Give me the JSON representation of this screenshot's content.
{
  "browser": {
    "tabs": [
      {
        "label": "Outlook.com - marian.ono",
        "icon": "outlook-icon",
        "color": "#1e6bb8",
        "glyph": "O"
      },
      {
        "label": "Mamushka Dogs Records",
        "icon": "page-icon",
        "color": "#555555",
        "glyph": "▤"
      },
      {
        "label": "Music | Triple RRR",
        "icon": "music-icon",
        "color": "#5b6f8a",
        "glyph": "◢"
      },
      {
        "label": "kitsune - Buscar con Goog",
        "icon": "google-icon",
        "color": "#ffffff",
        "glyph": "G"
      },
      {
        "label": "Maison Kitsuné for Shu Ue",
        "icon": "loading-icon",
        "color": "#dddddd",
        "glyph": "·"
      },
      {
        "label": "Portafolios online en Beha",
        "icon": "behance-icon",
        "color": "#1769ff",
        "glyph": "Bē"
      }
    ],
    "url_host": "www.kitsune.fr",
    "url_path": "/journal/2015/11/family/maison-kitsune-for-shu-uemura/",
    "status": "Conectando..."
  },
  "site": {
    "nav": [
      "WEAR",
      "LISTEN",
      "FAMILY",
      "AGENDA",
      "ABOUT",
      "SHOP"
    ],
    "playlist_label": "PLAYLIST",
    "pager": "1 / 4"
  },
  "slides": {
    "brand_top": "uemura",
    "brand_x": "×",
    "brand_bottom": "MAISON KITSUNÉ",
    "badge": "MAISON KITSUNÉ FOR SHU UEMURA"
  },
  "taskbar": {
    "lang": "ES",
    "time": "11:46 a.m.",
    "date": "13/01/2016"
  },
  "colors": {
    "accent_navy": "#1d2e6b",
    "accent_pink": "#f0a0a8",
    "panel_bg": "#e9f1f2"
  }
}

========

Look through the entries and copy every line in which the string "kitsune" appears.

— Answer for this exercise —
        "label": "kitsune - Buscar con Goog",
    "url_host": "www.kitsune.fr",
    "url_path": "/journal/2015/11/family/maison-kitsune-for-shu-uemura/",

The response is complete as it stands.